The attached patch is some kind of "proof of concept" to solve a security related problem I have with suPHP.
Problem: Run script with file/directory owner threatens the user's files.
suPHP is intended to run a PHP script using a specific process owner. When configured in "owner" or "paranoid" mode this always will be the owner of the file, but in any case it will be executed having the same owner as the parent directory (if it isn't owned by root).
This can be (and I think in most cases is) used in multihosting environments to prohibit the users from reading other user's files on an operating system level.
But there is a big security problem with this solution. Not only an exploitable PHP script can modify itself, but it is also possible for an attacker to compromise the user's configuration files. E.g. a bad guy could place a key logger in the user's .profile file. Or even simpler, fake a failed login to retrieve the user's password.
A solution can be to execute the PHP process only with the user's group and a restricted "nobody" user. Sadly, suPHP wouldn't allow the script to be executed if it and it's parent directory are not owned by the nobody user. Not a very satisfying situation if you need the system administator's help to modify your site.
My suggestion is to distinct between the user/group the script is executed with and the user/group the script have to be owned by. The attached patch (quick&dirty, only for apache2) add's an optional third parameter "processUser" to suPHP_UserGroup and a new environment variable SUPHP_PROCESS_USER, but maybe a new configuration directive named "suPHP_ScriptOwner" is preferable. Ownership checks are done using targetUser, permission change is done using processUser. If empty, processUser = targetUser.

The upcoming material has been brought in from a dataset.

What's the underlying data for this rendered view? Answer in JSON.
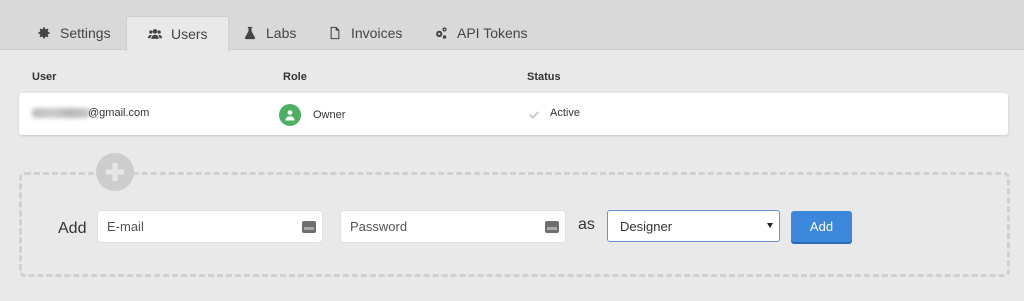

This way you even can ensure that a php file created by suPHP (e.g. because of a file upload with .php extension into a public directory or an exploitable call to file_put_contents()) would never be executed - because it is owned by processOwner where it should be owned by targetUser!